Four leaders of quota reform movement were injured in the attack in front of DU Central Library Building around 10:45am, our DU correspondent reports quoting the quota reformists.
The injured are: Hasan Al Mamun, convener of Bangladesh Sadharan Chhatra Odhikar Sangrakkhan Parishad, Nurul Haque Nur, Faruk Hasan and Arosh, joint conveners of the platform.
Of the injured, Nurul and Arosh were taken at Dhaka Medical College Hospital (DMCH), said platform convener Hasan Al Mamun.
The attack took place when the quota reform leaders, including joint conveners Faruk Hasan and Nurul Haque Nur, were taking preparation to hold the prescheduled press conference in front of the DU Central Library building to brief their next course of action as the government failed to issue a gazette notification by their deadline, said Hasan.
At that time, a group of 200-250 BCL men beat up the quota reform leaders, leaving four of them injured, said Hasan.
The attackers drove out the quota reform demonstrators form the area and took position at the library premises, he said.
DU Haji Muhammad Mohsin Hall BCL general secretary Mehedi Hasan Sani, its Bangabandhu Sheikh Mujibur Rahman Hall general secretary Al Amin Rahman and AF Rahman Hall general secretary Mahmudul Hasan Tusaar, BCL central committee vice presidents Mehedi Hasan Rony and Imtiaz Bulbul led the attack, alleged the platform leader.

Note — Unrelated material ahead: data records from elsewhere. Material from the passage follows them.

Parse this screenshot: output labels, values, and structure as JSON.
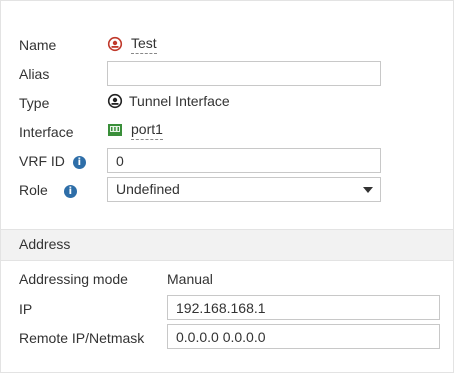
{
  "form": {
    "name": {
      "label": "Name",
      "value": "Test",
      "icon": "tunnel-interface-icon"
    },
    "alias": {
      "label": "Alias",
      "value": ""
    },
    "type": {
      "label": "Type",
      "value": "Tunnel Interface",
      "icon": "tunnel-interface-icon"
    },
    "interface": {
      "label": "Interface",
      "value": "port1",
      "icon": "port-icon"
    },
    "vrf_id": {
      "label": "VRF ID",
      "value": "0",
      "info_icon": "info-icon"
    },
    "role": {
      "label": "Role",
      "value": "Undefined",
      "info_icon": "info-icon"
    }
  },
  "address": {
    "section_title": "Address",
    "addressing_mode": {
      "label": "Addressing mode",
      "value": "Manual"
    },
    "ip": {
      "label": "IP",
      "value": "192.168.168.1"
    },
    "remote_ip": {
      "label": "Remote IP/Netmask",
      "value": "0.0.0.0 0.0.0.0"
    }
  },
  "colors": {
    "tunnel_icon_red": "#c0392b",
    "port_icon_green": "#3a8f3a",
    "info_blue": "#2e6ea8",
    "section_bg": "#f2f2f2"
  }
}
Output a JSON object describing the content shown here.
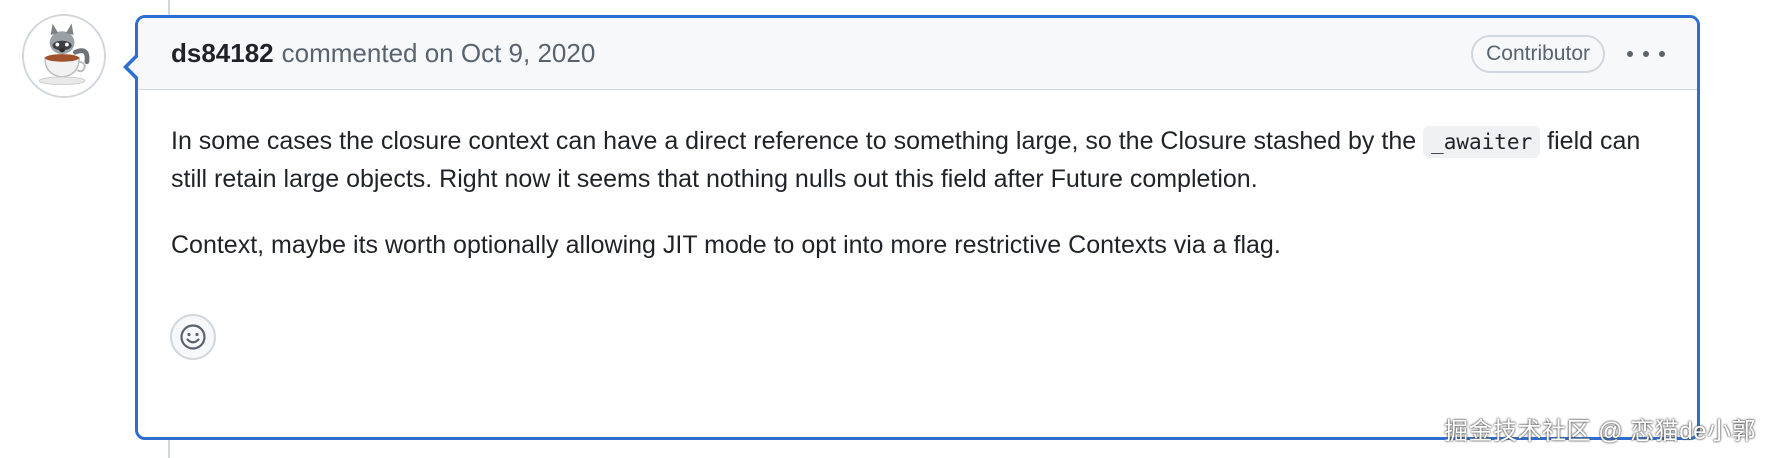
{
  "comment": {
    "author": "ds84182",
    "action_text": "commented on Oct 9, 2020",
    "role_badge": "Contributor",
    "body": {
      "p1_before_code": "In some cases the closure context can have a direct reference to something large, so the Closure stashed by the ",
      "p1_code": "_awaiter",
      "p1_after_code": " field can still retain large objects. Right now it seems that nothing nulls out this field after Future completion.",
      "p2": "Context, maybe its worth optionally allowing JIT mode to opt into more restrictive Contexts via a flag."
    }
  },
  "watermark": "掘金技术社区 @ 恋猫de小郭",
  "icons": {
    "menu": "kebab-horizontal-icon",
    "reaction": "smiley-icon",
    "avatar": "raccoon-in-teacup-avatar"
  },
  "colors": {
    "focus_border": "#2f6ed1",
    "header_bg": "#f6f8fa",
    "muted_text": "#59636e",
    "border": "#d0d7de"
  }
}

The platform had started an indefinite boycott of classes and examinations at all universities and colleges on May 14 after the government failed to issue a gazette notification on the prime minister's April 11 announcement of quota abolition in government jobs. It gave an ultimatum for publication of the notification by May 13.

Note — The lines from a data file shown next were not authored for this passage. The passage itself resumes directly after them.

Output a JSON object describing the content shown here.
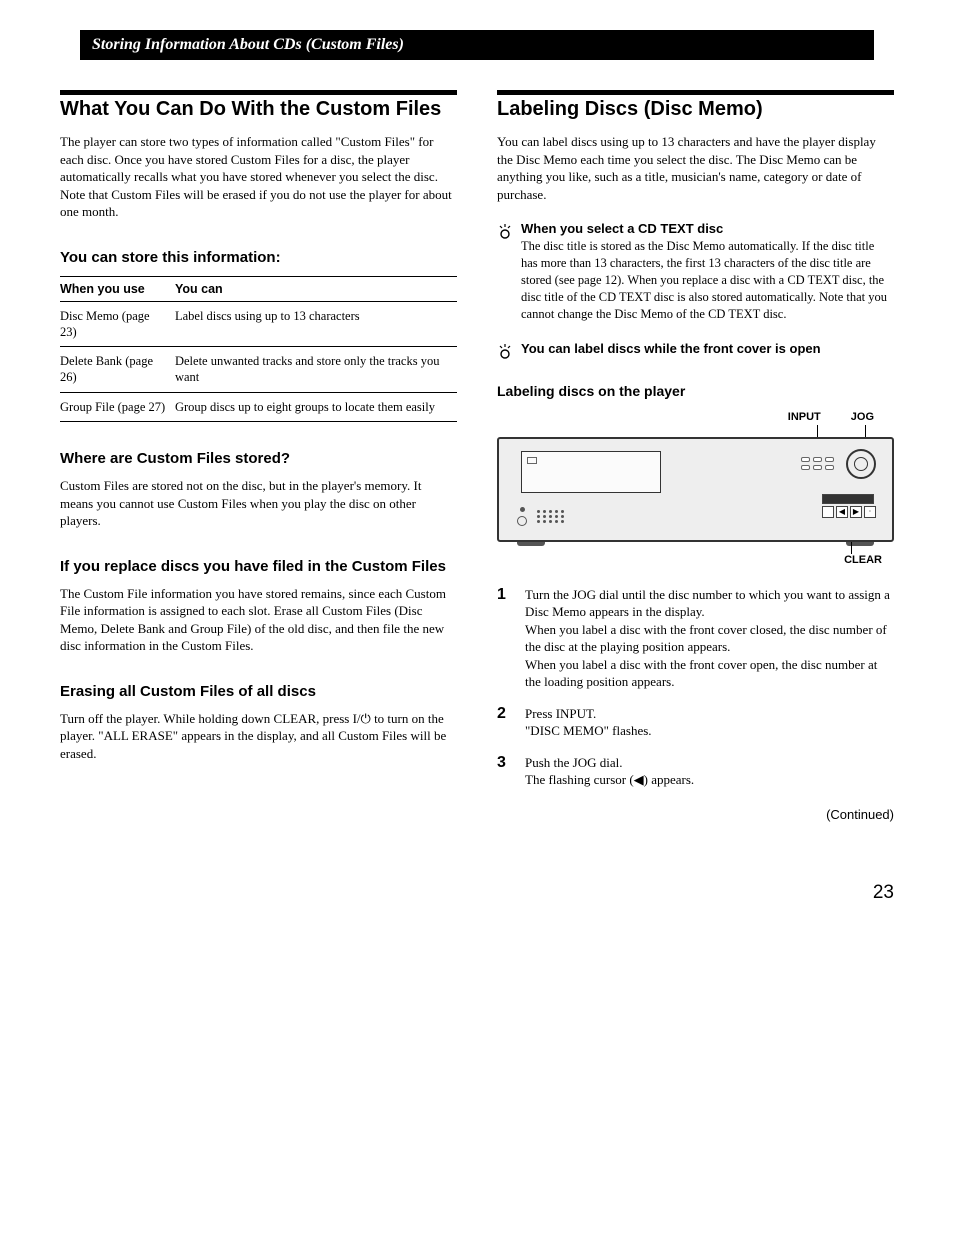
{
  "chapter_title": "Storing Information About CDs (Custom Files)",
  "left": {
    "heading": "What You Can Do With the Custom Files",
    "intro": "The player can store two types of information called \"Custom Files\" for each disc. Once you have stored Custom Files for a disc, the player automatically recalls what you have stored whenever you select the disc. Note that Custom Files will be erased if you do not use the player for about one month.",
    "store_heading": "You can store this information:",
    "table": {
      "head_use": "When you use",
      "head_can": "You can",
      "rows": [
        {
          "use": "Disc Memo (page 23)",
          "can": "Label discs using up to 13 characters"
        },
        {
          "use": "Delete Bank (page 26)",
          "can": "Delete unwanted tracks and store only the tracks you want"
        },
        {
          "use": "Group File (page 27)",
          "can": "Group discs up to eight groups to locate them easily"
        }
      ]
    },
    "where_heading": "Where are Custom Files stored?",
    "where_body": "Custom Files are stored not on the disc, but in the player's memory. It means you cannot use Custom Files when you play the disc on other players.",
    "replace_heading": "If you replace discs you have filed in the Custom Files",
    "replace_body": "The Custom File information you have stored remains, since each Custom File information is assigned to each slot. Erase all Custom Files (Disc Memo, Delete Bank and Group File) of the old disc, and then file the new disc information in the Custom Files.",
    "erase_heading": "Erasing all Custom Files of all discs",
    "erase_body": "Turn off the player. While holding down CLEAR, press I/⏻ to turn on the player. \"ALL ERASE\" appears in the display, and all Custom Files will be erased."
  },
  "right": {
    "heading": "Labeling Discs (Disc Memo)",
    "intro": "You can label discs using up to 13 characters and have the player display the Disc Memo each time you select the disc. The Disc Memo can be anything you like, such as a title, musician's name, category or date of purchase.",
    "tip1_title": "When you select a CD TEXT disc",
    "tip1_body": "The disc title is stored as the Disc Memo automatically. If the disc title has more than 13 characters, the first 13 characters of the disc title are stored (see page 12). When you replace a disc with a CD TEXT disc, the disc title of the CD TEXT disc is also stored automatically. Note that you cannot change the Disc Memo of the CD TEXT disc.",
    "tip2_title": "You can label discs while the front cover is open",
    "labeling_heading": "Labeling discs on the player",
    "figure": {
      "label_input": "INPUT",
      "label_jog": "JOG",
      "label_clear": "CLEAR"
    },
    "steps": [
      {
        "num": "1",
        "body": "Turn the JOG dial until the disc number to which you want to assign a Disc Memo appears in the display.\nWhen you label a disc with the front cover closed, the disc number of the disc at the playing position appears.\nWhen you label a disc with the front cover open, the disc number at the loading position appears."
      },
      {
        "num": "2",
        "body": "Press INPUT.\n\"DISC MEMO\" flashes."
      },
      {
        "num": "3",
        "body": "Push the JOG dial.\nThe flashing cursor (◀) appears."
      }
    ],
    "continued": "(Continued)"
  },
  "page_number": "23"
}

On May 21, the quota reform demonstrators postponed their decision of boycotting examinations considering Ramadan and the prospect of “session jams” the strike may cause.
In April, students of public and private universities across the country took to the streets demanding reform in the quota system. The protesters blocked key points in the capital and roads and highways elsewhere.
At present, 56 per cent of government jobs are reserved for candidates from various quotas, while the remaining 44 per cent draw applications from the merit list.
Of the 56 per cent, 30 per cent are kept for freedom fighters' children and grandchildren, 10 per cent for women, 10 per cent for people of districts lagging behind, five percent for members of indigenous communities, and one percent for physically-challenged people.
In the wake of the protests, Prime Minister Sheikh Hasina declared the abolition of quotas on April 11, during a parliamentary session.